Once we had full bellies and happy hearts we found the terminal, booked our tickets and headed to our hostel on another collectivo. We were clearly feeling very adventurous today! After dumping our bags and the very friendly Casa Blanca Hostel we went for a walk to see the sights of Potosi, which it turns out aren’t that exciting. We still enjoyed our time, mostly because we spotted one of the many table football tables dotted around town had become free, and rushed over for a game, the father and son next to us had other ideas and invited us for a game which was the most fun we’d had in ages. The little boy couldn’t have been more excited to be playing table football with us, his new friends, actually I think he just enjoyed spinning the handles round and round while he screamed with joy no matter who scored. Good wholesome fun.
That evening one of the guys that worked at the hostel decided to make a meal for everyone, the tastiest stroganoff I’ve ever had. Everyone gathered round the table for a declicious home cooked meal and cocktails, and for the first time in ages I really felt at home.

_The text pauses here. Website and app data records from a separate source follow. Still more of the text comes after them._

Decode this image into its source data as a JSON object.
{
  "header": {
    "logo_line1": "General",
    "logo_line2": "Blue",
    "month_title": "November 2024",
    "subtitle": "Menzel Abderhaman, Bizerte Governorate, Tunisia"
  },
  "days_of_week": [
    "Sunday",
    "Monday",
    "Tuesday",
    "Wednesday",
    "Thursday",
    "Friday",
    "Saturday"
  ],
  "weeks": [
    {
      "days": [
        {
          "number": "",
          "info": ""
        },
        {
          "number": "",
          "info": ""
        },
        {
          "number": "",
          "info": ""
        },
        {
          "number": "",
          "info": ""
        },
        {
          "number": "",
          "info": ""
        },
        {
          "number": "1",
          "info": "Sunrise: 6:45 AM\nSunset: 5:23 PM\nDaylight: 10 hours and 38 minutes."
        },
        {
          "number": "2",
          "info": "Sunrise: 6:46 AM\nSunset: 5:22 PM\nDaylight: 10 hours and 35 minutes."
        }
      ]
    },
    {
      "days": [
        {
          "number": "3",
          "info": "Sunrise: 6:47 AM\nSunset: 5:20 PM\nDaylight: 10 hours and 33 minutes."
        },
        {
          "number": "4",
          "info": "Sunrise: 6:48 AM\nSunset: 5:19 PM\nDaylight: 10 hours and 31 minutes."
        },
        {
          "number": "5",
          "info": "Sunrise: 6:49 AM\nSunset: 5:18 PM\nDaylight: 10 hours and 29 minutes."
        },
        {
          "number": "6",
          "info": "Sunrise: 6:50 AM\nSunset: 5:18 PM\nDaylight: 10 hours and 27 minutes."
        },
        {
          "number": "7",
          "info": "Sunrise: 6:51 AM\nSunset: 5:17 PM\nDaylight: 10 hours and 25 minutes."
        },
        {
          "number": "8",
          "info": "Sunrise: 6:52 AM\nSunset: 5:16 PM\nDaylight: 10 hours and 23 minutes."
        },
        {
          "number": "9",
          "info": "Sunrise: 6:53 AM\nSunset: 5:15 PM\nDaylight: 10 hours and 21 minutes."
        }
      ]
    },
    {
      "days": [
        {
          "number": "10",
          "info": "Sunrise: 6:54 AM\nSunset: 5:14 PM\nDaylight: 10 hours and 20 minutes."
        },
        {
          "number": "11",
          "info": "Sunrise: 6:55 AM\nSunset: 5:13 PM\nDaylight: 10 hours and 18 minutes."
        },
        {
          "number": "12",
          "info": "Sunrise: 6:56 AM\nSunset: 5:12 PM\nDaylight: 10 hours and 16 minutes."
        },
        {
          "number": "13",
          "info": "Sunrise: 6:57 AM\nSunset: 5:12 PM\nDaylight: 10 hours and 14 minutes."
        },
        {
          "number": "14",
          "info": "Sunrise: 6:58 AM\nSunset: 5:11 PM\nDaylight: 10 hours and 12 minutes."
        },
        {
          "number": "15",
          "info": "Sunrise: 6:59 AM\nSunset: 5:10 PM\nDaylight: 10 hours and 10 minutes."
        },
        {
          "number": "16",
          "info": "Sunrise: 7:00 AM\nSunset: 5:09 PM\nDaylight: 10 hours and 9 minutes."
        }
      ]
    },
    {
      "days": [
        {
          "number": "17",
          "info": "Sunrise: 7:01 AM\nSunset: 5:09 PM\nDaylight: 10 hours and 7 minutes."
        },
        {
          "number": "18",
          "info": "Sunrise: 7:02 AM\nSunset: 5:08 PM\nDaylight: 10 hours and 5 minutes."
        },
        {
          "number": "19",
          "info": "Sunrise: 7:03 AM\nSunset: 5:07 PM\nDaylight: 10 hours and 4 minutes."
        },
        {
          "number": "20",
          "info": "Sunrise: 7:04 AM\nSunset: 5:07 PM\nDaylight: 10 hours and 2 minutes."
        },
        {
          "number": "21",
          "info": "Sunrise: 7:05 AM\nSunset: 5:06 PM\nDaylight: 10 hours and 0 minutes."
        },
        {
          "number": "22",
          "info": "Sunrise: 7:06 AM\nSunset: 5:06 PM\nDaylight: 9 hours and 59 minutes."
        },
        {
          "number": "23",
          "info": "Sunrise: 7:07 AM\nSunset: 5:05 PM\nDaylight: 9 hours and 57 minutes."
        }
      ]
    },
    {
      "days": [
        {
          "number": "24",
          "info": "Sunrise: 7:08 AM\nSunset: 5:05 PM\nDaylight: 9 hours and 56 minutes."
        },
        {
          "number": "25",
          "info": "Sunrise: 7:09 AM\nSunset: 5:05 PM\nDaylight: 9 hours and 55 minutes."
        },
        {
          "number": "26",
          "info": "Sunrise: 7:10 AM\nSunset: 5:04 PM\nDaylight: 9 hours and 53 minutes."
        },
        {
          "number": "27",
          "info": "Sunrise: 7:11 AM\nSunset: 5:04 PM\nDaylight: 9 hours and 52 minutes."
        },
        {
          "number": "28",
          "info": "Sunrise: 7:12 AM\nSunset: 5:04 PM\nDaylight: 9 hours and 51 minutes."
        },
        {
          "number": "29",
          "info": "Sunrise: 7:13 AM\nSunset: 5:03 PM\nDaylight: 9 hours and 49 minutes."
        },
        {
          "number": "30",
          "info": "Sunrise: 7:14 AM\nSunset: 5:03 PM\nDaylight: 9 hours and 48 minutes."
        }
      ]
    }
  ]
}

So while Potosi may not have been the most beautiful or exciting city on our journey, it certainly was a lot of fun. It just goes to show that sometimes the best experiences aren’t the ones you pay through the nose for that everyone on the gringo train is expected to have but instead it’s the ones that happen by accident when you just say “yes!”